▸ MATERIAL SHOWN
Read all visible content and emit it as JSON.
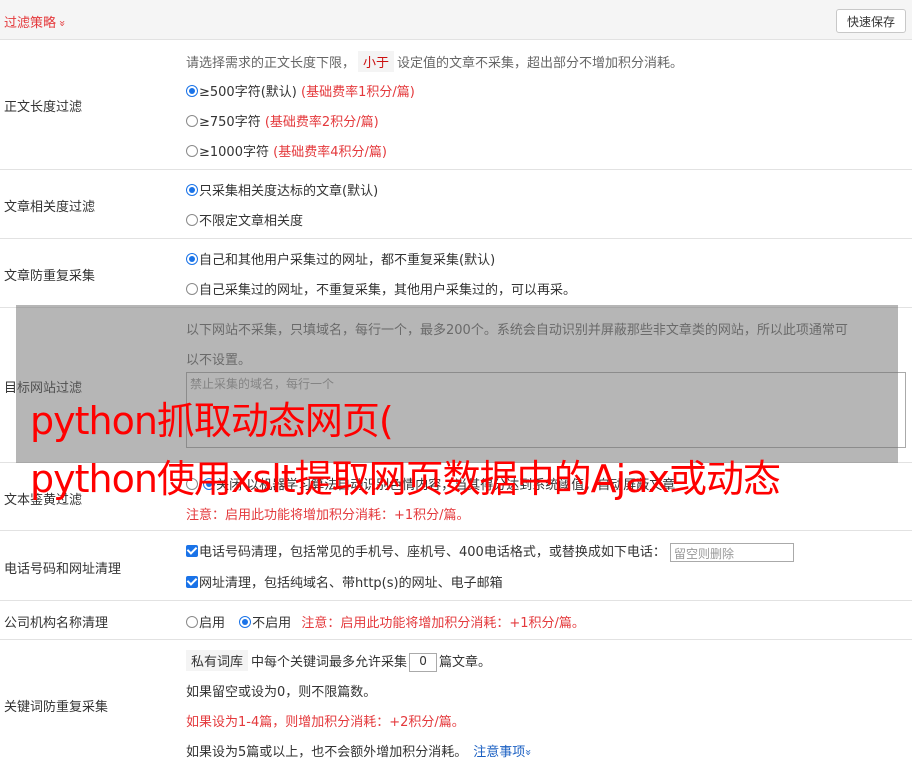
{
  "header": {
    "title": "过滤策略",
    "chevron": "»",
    "save_label": "快速保存"
  },
  "length_filter": {
    "label": "正文长度过滤",
    "desc_pre": "请选择需求的正文长度下限，",
    "desc_tag": "小于",
    "desc_post": "设定值的文章不采集，超出部分不增加积分消耗。",
    "options": [
      {
        "text": "≥500字符(默认)",
        "rate": "(基础费率1积分/篇)",
        "selected": true
      },
      {
        "text": "≥750字符",
        "rate": "(基础费率2积分/篇)",
        "selected": false
      },
      {
        "text": "≥1000字符",
        "rate": "(基础费率4积分/篇)",
        "selected": false
      }
    ]
  },
  "relevance": {
    "label": "文章相关度过滤",
    "options": [
      {
        "text": "只采集相关度达标的文章(默认)"
      },
      {
        "text": "不限定文章相关度"
      }
    ]
  },
  "dedup": {
    "label": "文章防重复采集",
    "options": [
      {
        "text": "自己和其他用户采集过的网址，都不重复采集(默认)"
      },
      {
        "text": "自己采集过的网址，不重复采集，其他用户采集过的，可以再采。"
      }
    ]
  },
  "site_filter": {
    "label": "目标网站过滤",
    "desc1": "以下网站不采集，只填域名，每行一个，最多200个。系统会自动识别并屏蔽那些非文章类的网站，所以此项通常可",
    "desc2": "以不设置。",
    "placeholder": "禁止采集的域名，每行一个"
  },
  "porn_filter": {
    "label": "文本鉴黄过滤",
    "opt1": "关闭",
    "text": "以机器学习算法自动识别色情内容，当其得分达到系统阈值，自动屏蔽文章",
    "note": "注意：启用此功能将增加积分消耗：+1积分/篇。"
  },
  "phone_url": {
    "label": "电话号码和网址清理",
    "phone_text": "电话号码清理，包括常见的手机号、座机号、400电话格式，或替换成如下电话：",
    "phone_placeholder": "留空则删除",
    "url_text": "网址清理，包括纯域名、带http(s)的网址、电子邮箱"
  },
  "org_name": {
    "label": "公司机构名称清理",
    "opt_on": "启用",
    "opt_off": "不启用",
    "note": "注意：启用此功能将增加积分消耗：+1积分/篇。"
  },
  "keyword_dedup": {
    "label": "关键词防重复采集",
    "tag": "私有词库",
    "text_pre": "中每个关键词最多允许采集",
    "value": "0",
    "text_post": "篇文章。",
    "line2": "如果留空或设为0，则不限篇数。",
    "line3": "如果设为1-4篇，则增加积分消耗：+2积分/篇。",
    "line4": "如果设为5篇或以上，也不会额外增加积分消耗。",
    "link": "注意事项",
    "link_chev": "»"
  },
  "overlay": {
    "line1": "python抓取动态网页(",
    "line2": "python使用xslt提取网页数据中的Ajax或动态"
  },
  "colors": {
    "accent_red": "#e4393c",
    "overlay_red": "#ff0000",
    "radio_blue": "#1a73e8",
    "link_blue": "#1a5fc2"
  }
}
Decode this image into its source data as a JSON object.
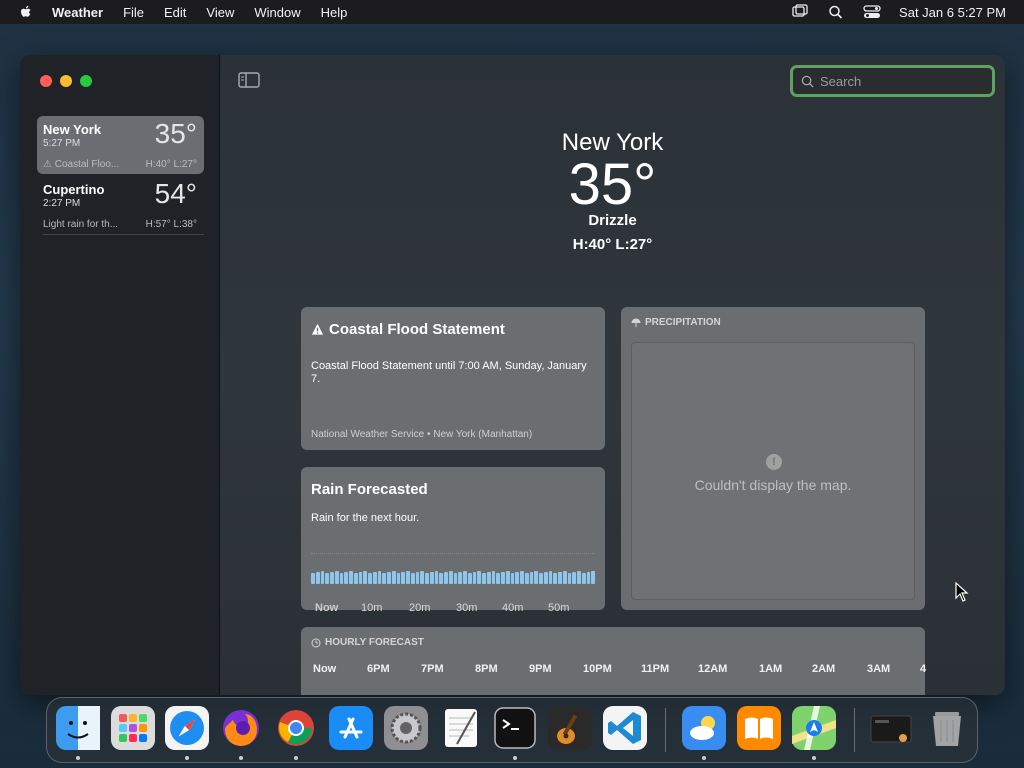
{
  "menubar": {
    "app_name": "Weather",
    "items": [
      "File",
      "Edit",
      "View",
      "Window",
      "Help"
    ],
    "datetime": "Sat Jan 6  5:27 PM"
  },
  "sidebar": {
    "cities": [
      {
        "name": "New York",
        "time": "5:27 PM",
        "temp": "35°",
        "condition": "Coastal Floo...",
        "hl": "H:40°  L:27°"
      },
      {
        "name": "Cupertino",
        "time": "2:27 PM",
        "temp": "54°",
        "condition": "Light rain for th...",
        "hl": "H:57°  L:38°"
      }
    ]
  },
  "search": {
    "placeholder": "Search"
  },
  "current": {
    "city": "New York",
    "temp": "35°",
    "condition": "Drizzle",
    "hl": "H:40°  L:27°"
  },
  "flood": {
    "title": "Coastal Flood Statement",
    "body": "Coastal Flood Statement until 7:00 AM, Sunday, January 7.",
    "source": "National Weather Service • New York (Manhattan)"
  },
  "rain": {
    "title": "Rain Forecasted",
    "body": "Rain for the next hour.",
    "ticks": [
      "Now",
      "10m",
      "20m",
      "30m",
      "40m",
      "50m"
    ]
  },
  "precip": {
    "header": "PRECIPITATION",
    "message": "Couldn't display the map."
  },
  "hourly": {
    "header": "HOURLY FORECAST",
    "hours": [
      "Now",
      "6PM",
      "7PM",
      "8PM",
      "9PM",
      "10PM",
      "11PM",
      "12AM",
      "1AM",
      "2AM",
      "3AM",
      "4"
    ]
  },
  "colors": {
    "accent_green": "#5fa15f",
    "rain_bar": "#8fc6ec"
  },
  "dock": {
    "apps": [
      "finder-icon",
      "launchpad-icon",
      "safari-icon",
      "firefox-icon",
      "chrome-icon",
      "app-store-icon",
      "system-settings-icon",
      "textedit-icon",
      "terminal-icon",
      "garageband-icon",
      "vscode-icon",
      "weather-icon",
      "books-icon",
      "maps-icon",
      "preview-icon",
      "trash-icon"
    ]
  }
}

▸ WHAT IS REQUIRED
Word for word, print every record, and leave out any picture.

▸ WRITTEN RESPONSE
Read all visible content and emit it as JSON.
{
  "header": {
    "title": "过滤策略",
    "chevron": "»",
    "save_label": "快速保存"
  },
  "length_filter": {
    "label": "正文长度过滤",
    "desc_pre": "请选择需求的正文长度下限，",
    "desc_tag": "小于",
    "desc_post": "设定值的文章不采集，超出部分不增加积分消耗。",
    "options": [
      {
        "text": "≥500字符(默认)",
        "rate": "(基础费率1积分/篇)",
        "selected": true
      },
      {
        "text": "≥750字符",
        "rate": "(基础费率2积分/篇)",
        "selected": false
      },
      {
        "text": "≥1000字符",
        "rate": "(基础费率4积分/篇)",
        "selected": false
      }
    ]
  },
  "relevance": {
    "label": "文章相关度过滤",
    "options": [
      {
        "text": "只采集相关度达标的文章(默认)"
      },
      {
        "text": "不限定文章相关度"
      }
    ]
  },
  "dedup": {
    "label": "文章防重复采集",
    "options": [
      {
        "text": "自己和其他用户采集过的网址，都不重复采集(默认)"
      },
      {
        "text": "自己采集过的网址，不重复采集，其他用户采集过的，可以再采。"
      }
    ]
  },
  "site_filter": {
    "label": "目标网站过滤",
    "desc1": "以下网站不采集，只填域名，每行一个，最多200个。系统会自动识别并屏蔽那些非文章类的网站，所以此项通常可",
    "desc2": "以不设置。",
    "placeholder": "禁止采集的域名，每行一个"
  },
  "porn_filter": {
    "label": "文本鉴黄过滤",
    "opt1": "关闭",
    "text": "以机器学习算法自动识别色情内容，当其得分达到系统阈值，自动屏蔽文章",
    "note": "注意：启用此功能将增加积分消耗：+1积分/篇。"
  },
  "phone_url": {
    "label": "电话号码和网址清理",
    "phone_text": "电话号码清理，包括常见的手机号、座机号、400电话格式，或替换成如下电话：",
    "phone_placeholder": "留空则删除",
    "url_text": "网址清理，包括纯域名、带http(s)的网址、电子邮箱"
  },
  "org_name": {
    "label": "公司机构名称清理",
    "opt_on": "启用",
    "opt_off": "不启用",
    "note": "注意：启用此功能将增加积分消耗：+1积分/篇。"
  },
  "keyword_dedup": {
    "label": "关键词防重复采集",
    "tag": "私有词库",
    "text_pre": "中每个关键词最多允许采集",
    "value": "0",
    "text_post": "篇文章。",
    "line2": "如果留空或设为0，则不限篇数。",
    "line3": "如果设为1-4篇，则增加积分消耗：+2积分/篇。",
    "line4": "如果设为5篇或以上，也不会额外增加积分消耗。",
    "link": "注意事项",
    "link_chev": "»"
  },
  "overlay": {
    "line1": "python抓取动态网页(",
    "line2": "python使用xslt提取网页数据中的Ajax或动态"
  },
  "colors": {
    "accent_red": "#e4393c",
    "overlay_red": "#ff0000",
    "radio_blue": "#1a73e8",
    "link_blue": "#1a5fc2"
  }
}
Decode this image into its source data as a JSON object.
{
  "menubar": {
    "app_name": "Weather",
    "items": [
      "File",
      "Edit",
      "View",
      "Window",
      "Help"
    ],
    "datetime": "Sat Jan 6  5:27 PM"
  },
  "sidebar": {
    "cities": [
      {
        "name": "New York",
        "time": "5:27 PM",
        "temp": "35°",
        "condition": "Coastal Floo...",
        "hl": "H:40°  L:27°"
      },
      {
        "name": "Cupertino",
        "time": "2:27 PM",
        "temp": "54°",
        "condition": "Light rain for th...",
        "hl": "H:57°  L:38°"
      }
    ]
  },
  "search": {
    "placeholder": "Search"
  },
  "current": {
    "city": "New York",
    "temp": "35°",
    "condition": "Drizzle",
    "hl": "H:40°  L:27°"
  },
  "flood": {
    "title": "Coastal Flood Statement",
    "body": "Coastal Flood Statement until 7:00 AM, Sunday, January 7.",
    "source": "National Weather Service • New York (Manhattan)"
  },
  "rain": {
    "title": "Rain Forecasted",
    "body": "Rain for the next hour.",
    "ticks": [
      "Now",
      "10m",
      "20m",
      "30m",
      "40m",
      "50m"
    ]
  },
  "precip": {
    "header": "PRECIPITATION",
    "message": "Couldn't display the map."
  },
  "hourly": {
    "header": "HOURLY FORECAST",
    "hours": [
      "Now",
      "6PM",
      "7PM",
      "8PM",
      "9PM",
      "10PM",
      "11PM",
      "12AM",
      "1AM",
      "2AM",
      "3AM",
      "4"
    ]
  },
  "colors": {
    "accent_green": "#5fa15f",
    "rain_bar": "#8fc6ec"
  },
  "dock": {
    "apps": [
      "finder-icon",
      "launchpad-icon",
      "safari-icon",
      "firefox-icon",
      "chrome-icon",
      "app-store-icon",
      "system-settings-icon",
      "textedit-icon",
      "terminal-icon",
      "garageband-icon",
      "vscode-icon",
      "weather-icon",
      "books-icon",
      "maps-icon",
      "preview-icon",
      "trash-icon"
    ]
  }
}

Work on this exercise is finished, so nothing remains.